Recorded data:
━━━━━━━━━━

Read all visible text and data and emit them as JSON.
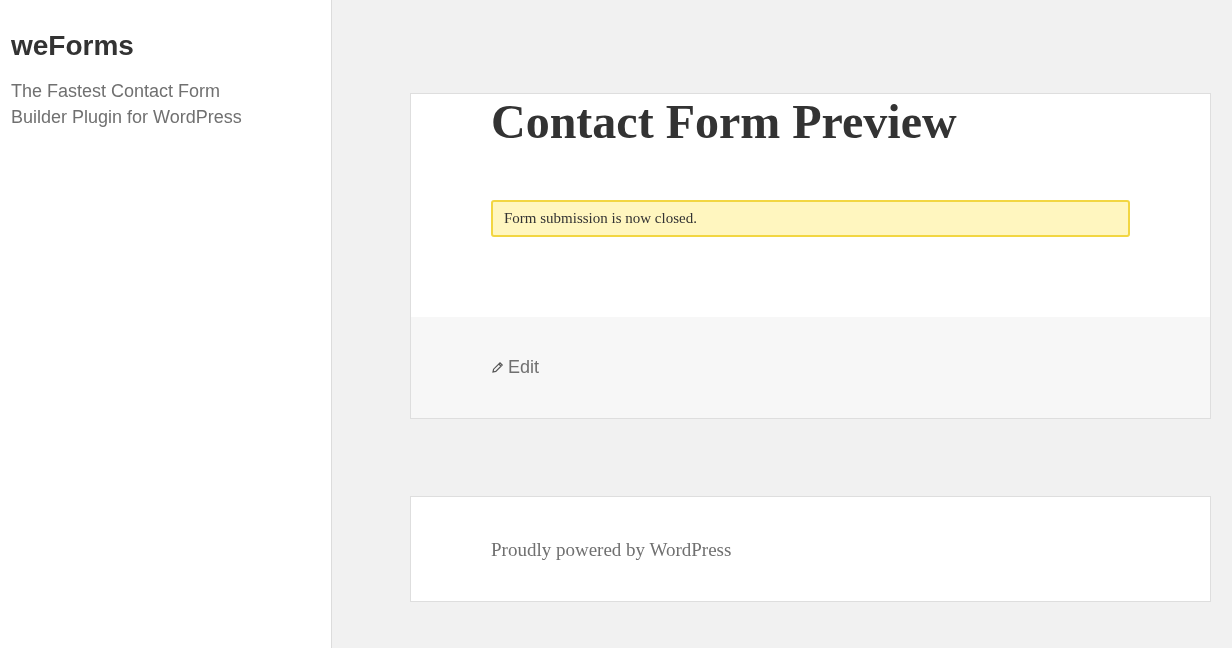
{
  "site": {
    "title": "weForms",
    "tagline": "The Fastest Contact Form Builder Plugin for WordPress"
  },
  "article": {
    "title": "Contact Form Preview",
    "notice": "Form submission is now closed.",
    "edit_link": "Edit"
  },
  "footer": {
    "credit": "Proudly powered by WordPress"
  }
}
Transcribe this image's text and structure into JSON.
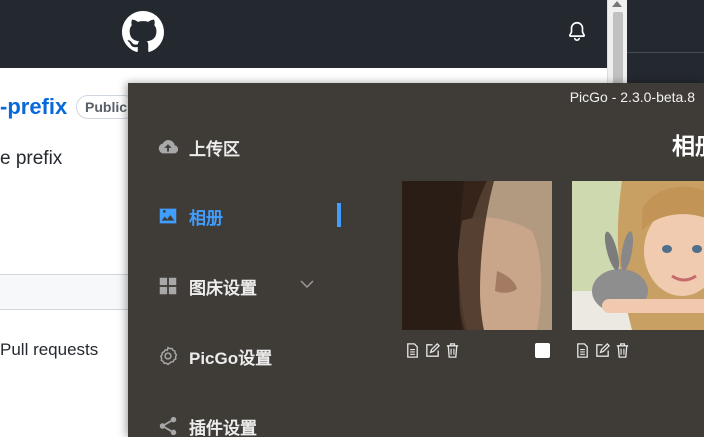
{
  "github": {
    "repo_name_fragment": "-prefix",
    "visibility_badge": "Public",
    "description_fragment": "e prefix",
    "pulls_tab": "Pull requests"
  },
  "picgo": {
    "version": "PicGo - 2.3.0-beta.8",
    "page_title": "相册",
    "nav": [
      {
        "label": "上传区",
        "icon": "cloud-upload-icon",
        "active": false
      },
      {
        "label": "相册",
        "icon": "image-icon",
        "active": true
      },
      {
        "label": "图床设置",
        "icon": "grid-icon",
        "active": false
      },
      {
        "label": "PicGo设置",
        "icon": "gear-icon",
        "active": false
      },
      {
        "label": "插件设置",
        "icon": "share-icon",
        "active": false
      }
    ],
    "gallery": [
      {
        "alt": "woman-closeup-photo",
        "actions": [
          "copy-icon",
          "edit-icon",
          "delete-icon"
        ],
        "selectable": true
      },
      {
        "alt": "girl-with-rabbit-photo",
        "actions": [
          "copy-icon",
          "edit-icon",
          "delete-icon"
        ],
        "selectable": false
      }
    ]
  },
  "colors": {
    "github_header": "#24292f",
    "picgo_bg": "#3f3b37",
    "accent": "#409eff"
  }
}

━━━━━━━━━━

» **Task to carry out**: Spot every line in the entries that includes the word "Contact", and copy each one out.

» **The answer**:
    "tagline": "The Fastest Contact Form Builder Plugin for WordPress"
    "title": "Contact Form Preview",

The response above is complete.